Alternative therapies: What does the evidence say?
It would be simply irresponsible to use them before thoroughly testing them
Health professionals have a responsibility to only recommend a therapy when it has proven effectiveness.
A number of alternative therapies are available today that claim to cure or improve all sorts of disorders. We all know someone who was “fixed” by one of these therapies and who swears by them.
This person also usually points out that conventional medicine is broken, full of doctors who don’t know what they’re doing, or who would rather prescribe treatments that act as patches instead of solving problems. And that is before getting into all the adverse effects. We should all move towards a more holistic, “natural” approach to health.
So why don’t we?
It’s not that simple. Although we all know someone who has benefitted from alternative therapies, in most cases there is simply not enough evidence to show that these therapies are as effective as conventional medicine.
And that is because conventional medicine has to go through all sorts of hoops before it gets anywhere near treating an actual patient: new drugs need to be tested in the lab, both in vitro and in experiments with animals extensively before they will be allowed to be tested in humans.
Even when they are, years of rigorous testing with large numbers of patients have to be carried out before the drug is approved for use in disease, and then its use is constantly and tightly monitored.
Government agencies and international entities regulate the use of these drugs and treatments, set out guidelines and determine the amount and nature of work needed to guarantee the safety of their use. Even when the system is this thorough, mistakes are made, and people are hurt.
In the case of alternative therapies, this process simply hasn’t happened, or at least hasn’t happened as thoroughly as for conventional drugs. Yes, someone’s allergies were cured after some homeopathy, but this event is not backed up by years of testing on thousands of patients in different countries carried out under strict protocols.
There is no guarantee that the beneficial effect is extensive to most people, or that there are no adverse effects to the therapy.
Conventional medicine is anything but perfect, but it is wide open to scrutiny, self-correcting and heavily regulated and controlled to provide for patient safety. Anything that is given to a patient has been thoroughly tested, and several agencies and entities monitor and regulate the use of drugs and treatments.
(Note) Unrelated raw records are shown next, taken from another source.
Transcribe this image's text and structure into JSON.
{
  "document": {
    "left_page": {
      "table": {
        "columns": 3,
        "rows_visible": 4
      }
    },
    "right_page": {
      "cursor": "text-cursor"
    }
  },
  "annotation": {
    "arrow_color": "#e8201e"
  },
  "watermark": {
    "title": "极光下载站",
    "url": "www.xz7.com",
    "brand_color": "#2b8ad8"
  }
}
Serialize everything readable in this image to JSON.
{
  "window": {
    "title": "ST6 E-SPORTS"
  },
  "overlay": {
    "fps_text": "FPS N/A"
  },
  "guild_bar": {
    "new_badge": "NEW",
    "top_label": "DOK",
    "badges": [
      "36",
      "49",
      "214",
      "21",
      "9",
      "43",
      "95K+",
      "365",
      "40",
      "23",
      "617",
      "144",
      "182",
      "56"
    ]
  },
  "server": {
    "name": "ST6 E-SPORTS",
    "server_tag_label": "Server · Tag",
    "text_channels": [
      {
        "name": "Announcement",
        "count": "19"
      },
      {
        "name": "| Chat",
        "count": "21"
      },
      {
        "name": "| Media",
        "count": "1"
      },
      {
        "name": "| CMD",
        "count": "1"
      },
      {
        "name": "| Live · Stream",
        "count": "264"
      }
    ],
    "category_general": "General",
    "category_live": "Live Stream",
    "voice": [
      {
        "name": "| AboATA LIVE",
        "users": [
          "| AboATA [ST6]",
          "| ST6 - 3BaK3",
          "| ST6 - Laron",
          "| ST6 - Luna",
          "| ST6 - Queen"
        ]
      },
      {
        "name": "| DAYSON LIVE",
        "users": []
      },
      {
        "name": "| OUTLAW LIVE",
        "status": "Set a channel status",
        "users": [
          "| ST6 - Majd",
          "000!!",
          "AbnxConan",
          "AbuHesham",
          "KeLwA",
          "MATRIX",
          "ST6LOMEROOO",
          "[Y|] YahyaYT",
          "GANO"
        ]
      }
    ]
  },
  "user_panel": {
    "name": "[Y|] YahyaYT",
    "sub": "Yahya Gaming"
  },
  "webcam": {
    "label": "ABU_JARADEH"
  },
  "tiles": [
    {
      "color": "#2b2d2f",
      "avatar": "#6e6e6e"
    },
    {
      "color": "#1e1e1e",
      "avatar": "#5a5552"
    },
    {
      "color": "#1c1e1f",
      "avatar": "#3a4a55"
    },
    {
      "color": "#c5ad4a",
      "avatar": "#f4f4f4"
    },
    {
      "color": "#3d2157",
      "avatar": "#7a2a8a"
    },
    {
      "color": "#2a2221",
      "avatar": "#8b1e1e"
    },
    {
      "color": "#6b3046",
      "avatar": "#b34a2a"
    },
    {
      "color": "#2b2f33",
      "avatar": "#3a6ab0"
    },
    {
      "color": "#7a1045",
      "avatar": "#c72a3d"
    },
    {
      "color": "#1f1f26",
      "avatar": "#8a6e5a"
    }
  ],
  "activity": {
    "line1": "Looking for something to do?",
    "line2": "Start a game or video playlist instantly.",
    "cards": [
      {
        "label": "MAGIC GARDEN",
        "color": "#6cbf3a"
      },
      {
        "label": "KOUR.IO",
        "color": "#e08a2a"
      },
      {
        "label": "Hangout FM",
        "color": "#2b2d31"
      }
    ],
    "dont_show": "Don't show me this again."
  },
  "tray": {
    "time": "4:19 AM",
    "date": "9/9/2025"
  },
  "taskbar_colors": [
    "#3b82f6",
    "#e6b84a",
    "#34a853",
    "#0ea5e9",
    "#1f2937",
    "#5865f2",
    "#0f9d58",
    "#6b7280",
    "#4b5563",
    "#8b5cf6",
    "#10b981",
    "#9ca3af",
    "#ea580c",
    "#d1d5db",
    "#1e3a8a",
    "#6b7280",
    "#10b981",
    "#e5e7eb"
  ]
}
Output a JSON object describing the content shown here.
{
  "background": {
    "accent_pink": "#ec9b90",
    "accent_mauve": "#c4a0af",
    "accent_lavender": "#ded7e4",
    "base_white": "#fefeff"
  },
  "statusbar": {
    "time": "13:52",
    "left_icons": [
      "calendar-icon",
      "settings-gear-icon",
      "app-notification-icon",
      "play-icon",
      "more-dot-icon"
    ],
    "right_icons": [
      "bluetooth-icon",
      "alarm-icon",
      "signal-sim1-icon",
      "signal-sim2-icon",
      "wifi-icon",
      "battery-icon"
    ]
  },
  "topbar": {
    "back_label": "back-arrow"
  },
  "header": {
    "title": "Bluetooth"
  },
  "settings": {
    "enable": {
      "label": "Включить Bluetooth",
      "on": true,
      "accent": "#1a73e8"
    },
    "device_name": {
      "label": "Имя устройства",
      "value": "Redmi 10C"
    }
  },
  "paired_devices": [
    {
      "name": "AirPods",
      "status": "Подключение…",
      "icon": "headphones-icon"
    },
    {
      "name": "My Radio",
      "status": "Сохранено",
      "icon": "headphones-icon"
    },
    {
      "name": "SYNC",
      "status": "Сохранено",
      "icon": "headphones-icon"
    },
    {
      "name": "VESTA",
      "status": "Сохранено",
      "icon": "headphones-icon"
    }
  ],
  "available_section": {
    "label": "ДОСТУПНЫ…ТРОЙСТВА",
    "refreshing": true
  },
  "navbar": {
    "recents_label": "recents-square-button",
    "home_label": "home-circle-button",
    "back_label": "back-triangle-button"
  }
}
When mistakes happen - and they do - lessons are learned from them, and steps are taken to prevent these from happening again. For most alternative therapies, this just isn’t the case.
However, in an effort to validate these therapies and confirm the beneficial effects shown in anecdotal reports, studies have been carried out on alternative therapies under similar strict conditions as those used in conventional drug trials. These should provide a definite answer on how effective these therapies really are.
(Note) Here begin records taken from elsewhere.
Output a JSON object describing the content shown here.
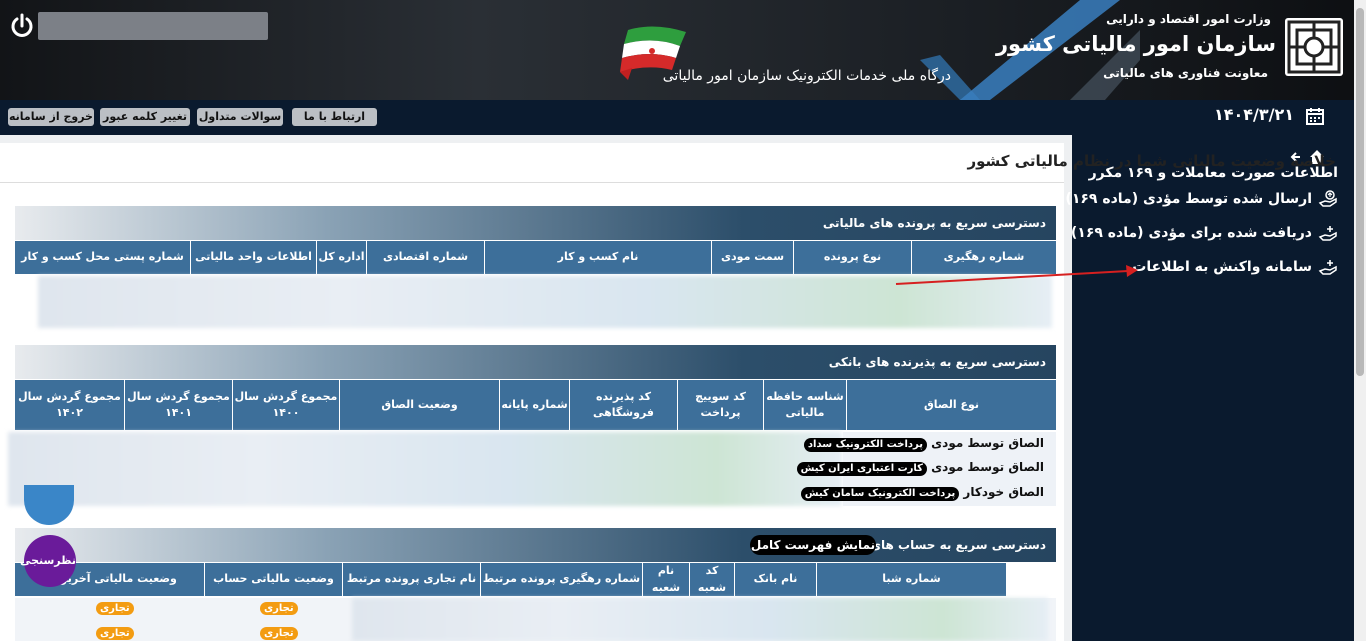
{
  "header": {
    "ministry": "وزارت امور اقتصاد و دارایی",
    "org_name": "سازمان امور مالیاتی کشور",
    "deputy": "معاونت فناوری های مالیاتی",
    "portal": "درگاه ملی خدمات الکترونیک سازمان امور مالیاتی"
  },
  "topbar": {
    "date": "۱۴۰۴/۳/۲۱",
    "logout": "خروج از سامانه",
    "change_password": "تغییر کلمه عبور",
    "faq": "سوالات متداول",
    "contact": "ارتباط با ما"
  },
  "sidebar": {
    "heading": "اطلاعات صورت معاملات و ۱۶۹ مکرر",
    "items": [
      {
        "label": "ارسال شده توسط مؤدی (ماده ۱۶۹)",
        "icon": "hand-upload-icon"
      },
      {
        "label": "دریافت شده برای مؤدی (ماده ۱۶۹)",
        "icon": "hand-plus-icon"
      },
      {
        "label": "سامانه واکنش به اطلاعات",
        "icon": "hand-plus-icon"
      }
    ]
  },
  "main": {
    "title": "خلاصه وضعیت مالیاتی شما در نظام مالیاتی کشور",
    "section1": {
      "title": "دسترسی سریع به پرونده های مالیاتی",
      "columns": [
        "شماره رهگیری",
        "نوع پرونده",
        "سمت مودی",
        "نام کسب و کار",
        "شماره اقتصادی",
        "اداره کل",
        "اطلاعات واحد مالیاتی",
        "شماره پستی محل کسب و کار"
      ]
    },
    "section2": {
      "title": "دسترسی سریع به پذیرنده های بانکی",
      "columns": [
        "نوع الصاق",
        "شناسه حافظه مالیاتی",
        "کد سوییچ پرداخت",
        "کد پذیرنده فروشگاهی",
        "شماره پایانه",
        "وضعیت الصاق",
        "مجموع گردش سال ۱۴۰۰",
        "مجموع گردش سال ۱۴۰۱",
        "مجموع گردش سال ۱۴۰۲"
      ],
      "rows": [
        {
          "type": "الصاق توسط مودی",
          "badge": "پرداخت الکترونیک سداد"
        },
        {
          "type": "الصاق توسط مودی",
          "badge": "کارت اعتباری ایران کیش"
        },
        {
          "type": "الصاق خودکار",
          "badge": "پرداخت الکترونیک سامان کیش"
        }
      ]
    },
    "section3": {
      "title": "دسترسی سریع به حساب های بانکی",
      "show_all": "نمایش فهرست کامل",
      "columns": [
        "شماره شبا",
        "نام بانک",
        "کد شعبه",
        "نام شعبه",
        "شماره رهگیری پرونده مرتبط",
        "نام تجاری پرونده مرتبط",
        "وضعیت مالیاتی حساب",
        "وضعیت مالیاتی آخرین در"
      ],
      "tag": "تجاری"
    }
  },
  "widgets": {
    "survey": "نظرسنجی"
  },
  "colors": {
    "navy": "#0a1a2e",
    "table_header": "#3d6f9a",
    "tag": "#f39c12",
    "survey": "#6a1b9a"
  }
}
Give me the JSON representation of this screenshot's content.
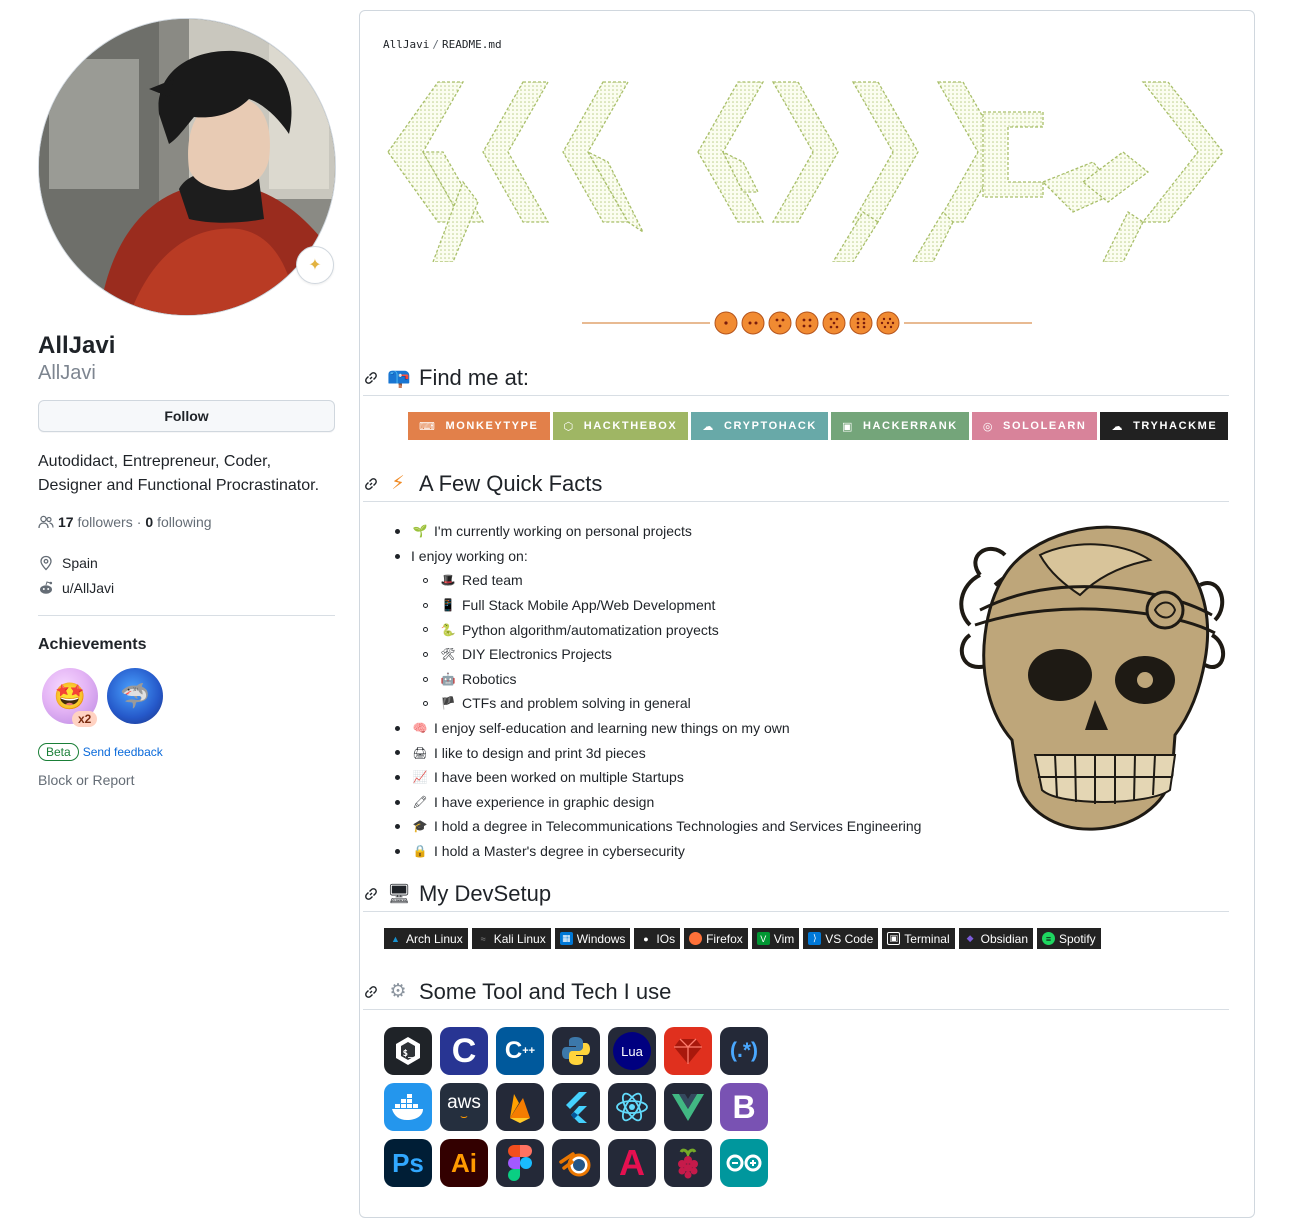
{
  "profile": {
    "fullname": "AllJavi",
    "username": "AllJavi",
    "follow_label": "Follow",
    "bio": "Autodidact, Entrepreneur, Coder, Designer and Functional Procrastinator.",
    "followers_count": "17",
    "followers_label": "followers",
    "following_sep": "·",
    "following_count": "0",
    "following_label": "following",
    "location": "Spain",
    "reddit": "u/AllJavi",
    "achievements_title": "Achievements",
    "achievement_multiplier": "x2",
    "beta_label": "Beta",
    "feedback_label": "Send feedback",
    "block_label": "Block or Report"
  },
  "readme": {
    "crumb_user": "AllJavi",
    "crumb_sep": "/",
    "crumb_file": "README.md",
    "sections": {
      "find": "Find me at:",
      "facts": "A Few Quick Facts",
      "devsetup": "My DevSetup",
      "tools": "Some Tool and Tech I use"
    },
    "profiles": [
      {
        "label": "MONKEYTYPE",
        "color": "#e2804a",
        "icon": "keyboard-icon"
      },
      {
        "label": "HACKTHEBOX",
        "color": "#9fb664",
        "icon": "cube-icon"
      },
      {
        "label": "CRYPTOHACK",
        "color": "#68a9a8",
        "icon": "hat-icon"
      },
      {
        "label": "HACKERRANK",
        "color": "#74a57a",
        "icon": "hackerrank-icon"
      },
      {
        "label": "SOLOLEARN",
        "color": "#d8839a",
        "icon": "sololearn-icon"
      },
      {
        "label": "TRYHACKME",
        "color": "#212121",
        "icon": "cloud-icon"
      }
    ],
    "facts": [
      {
        "level": 1,
        "emoji": "🌱",
        "text": "I'm currently working on personal projects"
      },
      {
        "level": 1,
        "emoji": "",
        "text": "I enjoy working on:"
      },
      {
        "level": 2,
        "emoji": "🎩",
        "text": "Red team"
      },
      {
        "level": 2,
        "emoji": "📱",
        "text": "Full Stack Mobile App/Web Development"
      },
      {
        "level": 2,
        "emoji": "🐍",
        "text": "Python algorithm/automatization proyects"
      },
      {
        "level": 2,
        "emoji": "🛠",
        "text": "DIY Electronics Projects"
      },
      {
        "level": 2,
        "emoji": "🤖",
        "text": "Robotics"
      },
      {
        "level": 2,
        "emoji": "🏴",
        "text": "CTFs and problem solving in general"
      },
      {
        "level": 1,
        "emoji": "🧠",
        "text": "I enjoy self-education and learning new things on my own"
      },
      {
        "level": 1,
        "emoji": "🖨",
        "text": "I like to design and print 3d pieces"
      },
      {
        "level": 1,
        "emoji": "📈",
        "text": "I have been worked on multiple Startups"
      },
      {
        "level": 1,
        "emoji": "🖍",
        "text": "I have experience in graphic design"
      },
      {
        "level": 1,
        "emoji": "🎓",
        "text": "I hold a degree in Telecommunications Technologies and Services Engineering"
      },
      {
        "level": 1,
        "emoji": "🔒",
        "text": "I hold a Master's degree in cybersecurity"
      }
    ],
    "devsetup": [
      {
        "label": "Arch Linux",
        "icon_color": "#1793d1",
        "glyph": "▲"
      },
      {
        "label": "Kali Linux",
        "icon_color": "#555555",
        "glyph": "≈"
      },
      {
        "label": "Windows",
        "icon_color": "#0078d6",
        "glyph": "▦"
      },
      {
        "label": "IOs",
        "icon_color": "#222222",
        "glyph": ""
      },
      {
        "label": "Firefox",
        "icon_color": "#ff7139",
        "glyph": "●"
      },
      {
        "label": "Vim",
        "icon_color": "#019733",
        "glyph": "V"
      },
      {
        "label": "VS Code",
        "icon_color": "#0078d7",
        "glyph": "⟩"
      },
      {
        "label": "Terminal",
        "icon_color": "#4d4d4d",
        "glyph": "▣"
      },
      {
        "label": "Obsidian",
        "icon_color": "#483699",
        "glyph": "◆"
      },
      {
        "label": "Spotify",
        "icon_color": "#1ed760",
        "glyph": "≡"
      }
    ],
    "tools": [
      {
        "name": "bash-icon",
        "bg": "#1f2328",
        "fg": "#ffffff",
        "text": "$"
      },
      {
        "name": "c-icon",
        "bg": "#283593",
        "fg": "#ffffff",
        "text": "C"
      },
      {
        "name": "cplusplus-icon",
        "bg": "#00599c",
        "fg": "#ffffff",
        "text": "C++"
      },
      {
        "name": "python-icon",
        "bg": "#242938",
        "fg": "#ffd43b",
        "text": "Py"
      },
      {
        "name": "lua-icon",
        "bg": "#1b1c6e",
        "fg": "#ffffff",
        "text": "Lua"
      },
      {
        "name": "ruby-icon",
        "bg": "#e0301e",
        "fg": "#ffffff",
        "text": "◆"
      },
      {
        "name": "regex-icon",
        "bg": "#242938",
        "fg": "#4aa8ff",
        "text": "(.*)"
      },
      {
        "name": "docker-icon",
        "bg": "#2496ed",
        "fg": "#ffffff",
        "text": "🐳"
      },
      {
        "name": "aws-icon",
        "bg": "#252f3e",
        "fg": "#ffffff",
        "text": "aws"
      },
      {
        "name": "firebase-icon",
        "bg": "#242938",
        "fg": "#ffca28",
        "text": "▲"
      },
      {
        "name": "flutter-icon",
        "bg": "#242938",
        "fg": "#45d1fd",
        "text": "◣"
      },
      {
        "name": "react-icon",
        "bg": "#242938",
        "fg": "#61dafb",
        "text": "⚛"
      },
      {
        "name": "vue-icon",
        "bg": "#242938",
        "fg": "#41b883",
        "text": "V"
      },
      {
        "name": "bootstrap-icon",
        "bg": "#7952b3",
        "fg": "#ffffff",
        "text": "B"
      },
      {
        "name": "photoshop-icon",
        "bg": "#001e36",
        "fg": "#31a8ff",
        "text": "Ps"
      },
      {
        "name": "illustrator-icon",
        "bg": "#330000",
        "fg": "#ff9a00",
        "text": "Ai"
      },
      {
        "name": "figma-icon",
        "bg": "#242938",
        "fg": "#ff7262",
        "text": "❖"
      },
      {
        "name": "blender-icon",
        "bg": "#242938",
        "fg": "#ea7600",
        "text": "◉"
      },
      {
        "name": "autocad-icon",
        "bg": "#242938",
        "fg": "#e51050",
        "text": "A"
      },
      {
        "name": "raspberrypi-icon",
        "bg": "#242938",
        "fg": "#c51a4a",
        "text": "✿"
      },
      {
        "name": "arduino-icon",
        "bg": "#00979d",
        "fg": "#ffffff",
        "text": "∞"
      }
    ]
  }
}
Conventional medicine is not doggedly set against alternative therapies: anything that helps a sick person get or feel better is welcome, and some alternative therapies have actually been shown to be beneficial for certain disorders.
But health professionals have a responsibility to only recommend a therapy when it has proven effectiveness, or at the very least when its benefits outweigh unwanted effects. Regulation and monitoring are also an issue, since most alternative therapies are not as tightly controlled as conventional medicine.
For health professionals to rely on alternative therapies as they would on conventional medicine, these therapies need to go through all the hoops. Only then can their effectiveness be established on the same footing as that of conventional treatments.
Over the next few weeks, I intend to review studies carried out on alternative therapies under the same strict conditions as those undergone by conventional medicine. The studies taken into account will be controlled for the placebo effect - a strong player in both alternative and conventional treatments, when our minds trick our bodies into believing that we are getting better because we are getting some treatment, even if the treatment is not doing anything at all.
I will report on what these studies show and hopefully come to a conclusion as to whether alternative therapies are indeed effective when we judge them by the same standards applied to conventional treatments. I will also try to address the issue of their safety and whether they carry any adverse effects.
We can get abundant information on alternative therapies from a number of sources, but it is often difficult to know who to trust.
Systematic compilations of studies carried out in strictly controlled conditions, published in well-known, respected and peer-reviewed scientific journals, with designs open for everyone to see, and with researchers declaring any conflict of interest: these are reliable sources and will be the ones I will be using.
New weapons are always welcome in the medicine arsenal and I do hope there are some out there, however unusual they may be.
But it would be simply irresponsible to use them before thoroughly testing them.